So, obviously the big news of the day comes from Sam Farmer with the Raiders and Chargers jointly pursuing a stadium near Los Angeles.
This shreds whatever remaining doubt there may have been about the NFL being in LA soon, probably in time for the 2016 season. It is also potentially good news for Rams fans in St. Louis, because LA is a two-team market, but not three.
For the Chiefs, it presents the odd possibility that they would play two divisional road games every year in the same stadium.
I’d be sad to see the Raiders leave Oakland, and not just because my sister lives there and it’s a nice bonus to be able to see them. I mean, don’t get me wrong, the stadium is an absolute dump — the worst in both the NFL and MLB — with occasional sewage backup and a parking lot that borders on flooding with like a half inch of rain.
Never miss a local story.
But there’s such a connection there, the fans are passionate, and they’ve been better to that franchise than the franchise has been to them for the last decade or so. I get the feeling Chargers fans could largely take or leave the team – and who could blame them, with the beach right there, and LA a reasonable drive anyway – but something real would be lost in Oakland.
If you haven’t read it already, this is a really interesting read on Kobe Bryant. Kobe and I are almost exactly the same age — which I’m sure he’s aware of — which is maybe part of why I’ve always followed his career closer than most. I hated young Kobe, but am really starting to love old Kobe. He’s smart, fearless, comfortable with himself and at that place where he’s speaking his mind.

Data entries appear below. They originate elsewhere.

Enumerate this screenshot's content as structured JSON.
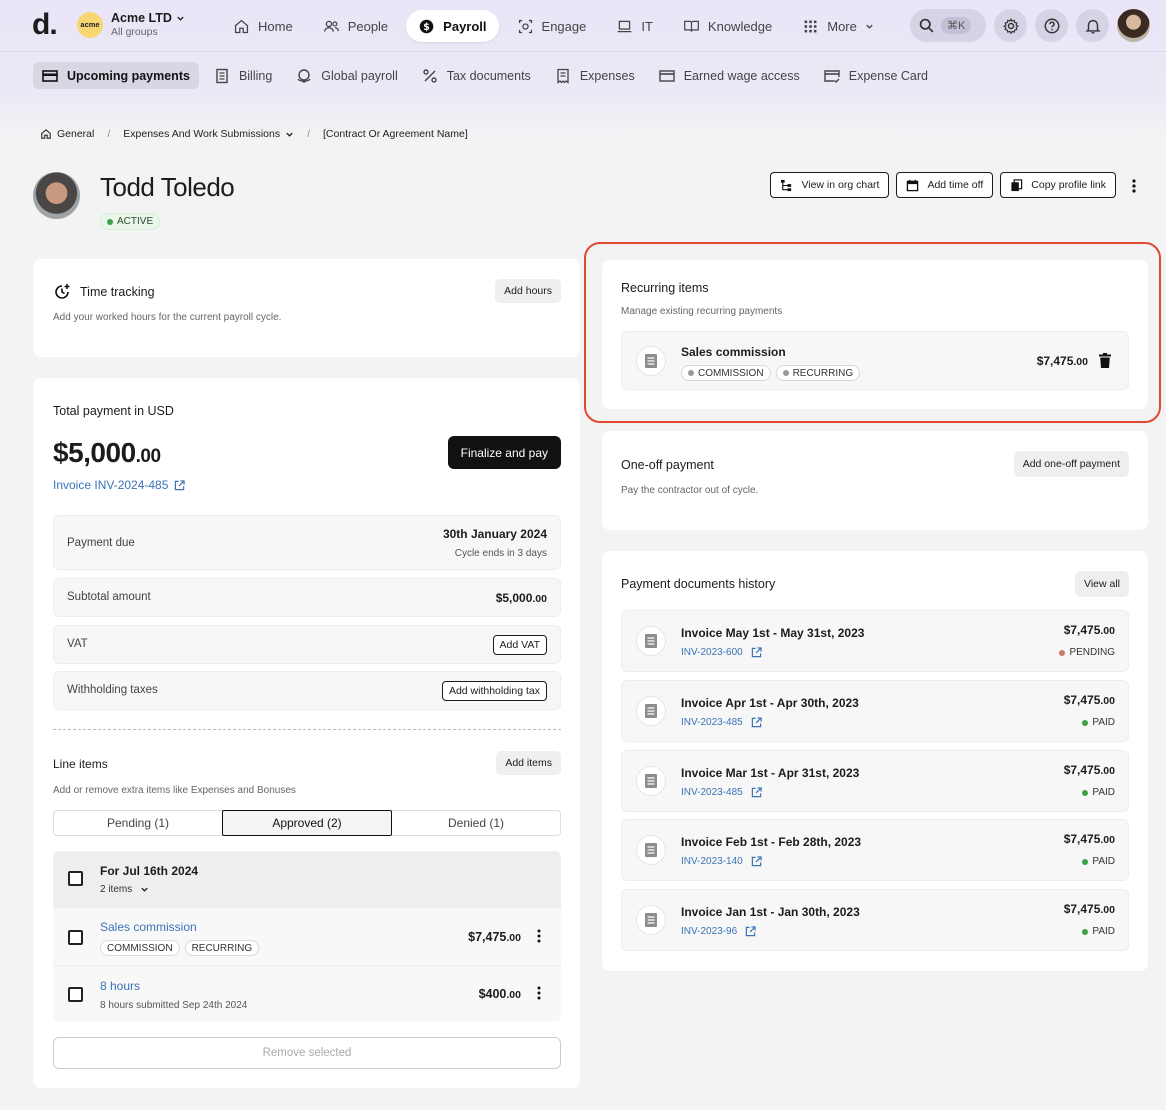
{
  "brand": {
    "logo": "d.",
    "org_badge": "acme",
    "org_name": "Acme LTD",
    "org_sub": "All groups"
  },
  "nav": {
    "items": [
      {
        "label": "Home"
      },
      {
        "label": "People"
      },
      {
        "label": "Payroll"
      },
      {
        "label": "Engage"
      },
      {
        "label": "IT"
      },
      {
        "label": "Knowledge"
      },
      {
        "label": "More"
      }
    ],
    "active": "Payroll",
    "search_shortcut": "⌘K"
  },
  "subnav": {
    "items": [
      {
        "label": "Upcoming payments"
      },
      {
        "label": "Billing"
      },
      {
        "label": "Global payroll"
      },
      {
        "label": "Tax documents"
      },
      {
        "label": "Expenses"
      },
      {
        "label": "Earned wage access"
      },
      {
        "label": "Expense Card"
      }
    ]
  },
  "breadcrumb": {
    "home": "General",
    "middle": "Expenses And Work Submissions",
    "current": "[Contract Or Agreement Name]"
  },
  "profile": {
    "name": "Todd Toledo",
    "status": "ACTIVE",
    "actions": {
      "org_chart": "View in org chart",
      "time_off": "Add time off",
      "copy_link": "Copy profile link"
    }
  },
  "time_tracking": {
    "title": "Time tracking",
    "subtitle": "Add your worked hours for the current payroll cycle.",
    "button": "Add hours"
  },
  "payment": {
    "title": "Total payment in USD",
    "amount_main": "$5,000",
    "amount_cents": ".00",
    "finalize": "Finalize and pay",
    "invoice_link": "Invoice INV-2024-485",
    "due_label": "Payment due",
    "due_date": "30th January 2024",
    "cycle_note": "Cycle ends in 3 days",
    "subtotal_label": "Subtotal amount",
    "subtotal_main": "$5,000",
    "subtotal_cents": ".00",
    "vat_label": "VAT",
    "vat_button": "Add VAT",
    "withholding_label": "Withholding taxes",
    "withholding_button": "Add withholding tax"
  },
  "line_items": {
    "title": "Line items",
    "subtitle": "Add or remove extra items like Expenses and Bonuses",
    "button": "Add items",
    "tabs": [
      "Pending (1)",
      "Approved (2)",
      "Denied (1)"
    ],
    "active_tab": "Approved (2)",
    "group_title": "For Jul 16th 2024",
    "group_count": "2 items",
    "rows": [
      {
        "title": "Sales commission",
        "tags": [
          "COMMISSION",
          "RECURRING"
        ],
        "amount_main": "$7,475",
        "amount_cents": ".00"
      },
      {
        "title": "8 hours",
        "sub": "8 hours submitted Sep 24th 2024",
        "amount_main": "$400",
        "amount_cents": ".00"
      }
    ],
    "remove_button": "Remove selected"
  },
  "recurring": {
    "title": "Recurring items",
    "subtitle": "Manage existing recurring payments",
    "item": {
      "title": "Sales commission",
      "tags": [
        "COMMISSION",
        "RECURRING"
      ],
      "amount_main": "$7,475",
      "amount_cents": ".00"
    },
    "highlight_color": "#e04a2f"
  },
  "one_off": {
    "title": "One-off payment",
    "subtitle": "Pay the contractor out of cycle.",
    "button": "Add one-off payment"
  },
  "history": {
    "title": "Payment documents history",
    "button": "View all",
    "items": [
      {
        "title": "Invoice May 1st - May 31st, 2023",
        "ref": "INV-2023-600",
        "amount_main": "$7,475",
        "amount_cents": ".00",
        "status": "PENDING",
        "status_color": "#c97b6a"
      },
      {
        "title": "Invoice Apr 1st - Apr 30th, 2023",
        "ref": "INV-2023-485",
        "amount_main": "$7,475",
        "amount_cents": ".00",
        "status": "PAID",
        "status_color": "#3fa04a"
      },
      {
        "title": "Invoice Mar 1st - Apr 31st, 2023",
        "ref": "INV-2023-485",
        "amount_main": "$7,475",
        "amount_cents": ".00",
        "status": "PAID",
        "status_color": "#3fa04a"
      },
      {
        "title": "Invoice Feb 1st - Feb 28th, 2023",
        "ref": "INV-2023-140",
        "amount_main": "$7,475",
        "amount_cents": ".00",
        "status": "PAID",
        "status_color": "#3fa04a"
      },
      {
        "title": "Invoice Jan 1st - Jan 30th, 2023",
        "ref": "INV-2023-96",
        "amount_main": "$7,475",
        "amount_cents": ".00",
        "status": "PAID",
        "status_color": "#3fa04a"
      }
    ]
  }
}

My favorite part of the story was Kobe talking about something I’ve felt in my bones for 20 years, at least, that the same things that make some people highly successful in certain areas are so often the same things that make them major failures in other areas. This can be anything from Michael Jordan cheating his roommate’s mother in a game of Go Fish (that’s a true story) to successful businesspeople being absentee or bad parents.
But I don’t know that I’ve ever seen someone articulate it so clearly, so honestly, so comfortably. Again, from this excellent GQ article:
Q: So is this a choice? Are you actively choosing not to have friends?
A: Well, yes and no. I have friends. But being a “great friend” is something I will never be. I can be a good friend. But not a great friend. A great friend will call you every day and remember your birthday. I’ll get so wrapped up in my (stuff), I’ll never remember that stuff. And the people who are my friends understand this, and they’re usually the same way. You gravitate toward people who are like you. But the kind of relationships you see in movies—that’s impossible for me. I have good relationships with players around the league. LeBron and I will text every now and then. KG and I will text every now and then. But in terms of having one of those great, bonding friendships—that’s something I will probably never have. And it’s not some smug thing. It’s a weakness. It’s a weakness.
Preach, Kobe, preach. That’s bigger than sports, and speaks to a work-life balance that we all deal with but some deal with differently.
It is probably true that people tend to dislike powerful organizations. This could explain a lot of the political debate, for instance. But, and I’m just spitballing here … Worst: NCAA. Worst-est: IOC. Worstest-er: NFL. Worstester-er: FIFA.
If you want to extend this break past five minutes, read J.R. Moehringer on Alex Rodriguez.